[Saved data entries]
● ● ● ● ● ● ●
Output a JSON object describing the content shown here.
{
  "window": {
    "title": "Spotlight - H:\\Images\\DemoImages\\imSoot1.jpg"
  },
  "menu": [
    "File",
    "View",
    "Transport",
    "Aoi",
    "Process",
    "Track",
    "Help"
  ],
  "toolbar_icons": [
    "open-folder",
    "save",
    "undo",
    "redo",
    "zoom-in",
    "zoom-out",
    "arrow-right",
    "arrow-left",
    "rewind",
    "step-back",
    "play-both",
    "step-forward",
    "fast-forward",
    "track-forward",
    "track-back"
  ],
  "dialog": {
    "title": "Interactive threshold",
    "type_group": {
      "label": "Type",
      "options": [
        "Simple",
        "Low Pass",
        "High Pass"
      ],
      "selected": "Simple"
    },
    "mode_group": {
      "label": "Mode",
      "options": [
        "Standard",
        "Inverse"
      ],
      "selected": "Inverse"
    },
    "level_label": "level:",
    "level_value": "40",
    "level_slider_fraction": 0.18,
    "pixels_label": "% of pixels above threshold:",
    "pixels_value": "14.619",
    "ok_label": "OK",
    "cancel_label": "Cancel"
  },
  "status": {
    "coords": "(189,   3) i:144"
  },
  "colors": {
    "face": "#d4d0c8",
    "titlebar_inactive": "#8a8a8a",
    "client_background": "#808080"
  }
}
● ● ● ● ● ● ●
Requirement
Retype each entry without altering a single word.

Answer section
Output a JSON object describing the content shown here.
{
  "window": {
    "title": "Spotlight - H:\\Images\\DemoImages\\imSoot1.jpg"
  },
  "menu": [
    "File",
    "View",
    "Transport",
    "Aoi",
    "Process",
    "Track",
    "Help"
  ],
  "toolbar_icons": [
    "open-folder",
    "save",
    "undo",
    "redo",
    "zoom-in",
    "zoom-out",
    "arrow-right",
    "arrow-left",
    "rewind",
    "step-back",
    "play-both",
    "step-forward",
    "fast-forward",
    "track-forward",
    "track-back"
  ],
  "dialog": {
    "title": "Interactive threshold",
    "type_group": {
      "label": "Type",
      "options": [
        "Simple",
        "Low Pass",
        "High Pass"
      ],
      "selected": "Simple"
    },
    "mode_group": {
      "label": "Mode",
      "options": [
        "Standard",
        "Inverse"
      ],
      "selected": "Inverse"
    },
    "level_label": "level:",
    "level_value": "40",
    "level_slider_fraction": 0.18,
    "pixels_label": "% of pixels above threshold:",
    "pixels_value": "14.619",
    "ok_label": "OK",
    "cancel_label": "Cancel"
  },
  "status": {
    "coords": "(189,   3) i:144"
  },
  "colors": {
    "face": "#d4d0c8",
    "titlebar_inactive": "#8a8a8a",
    "client_background": "#808080"
  }
}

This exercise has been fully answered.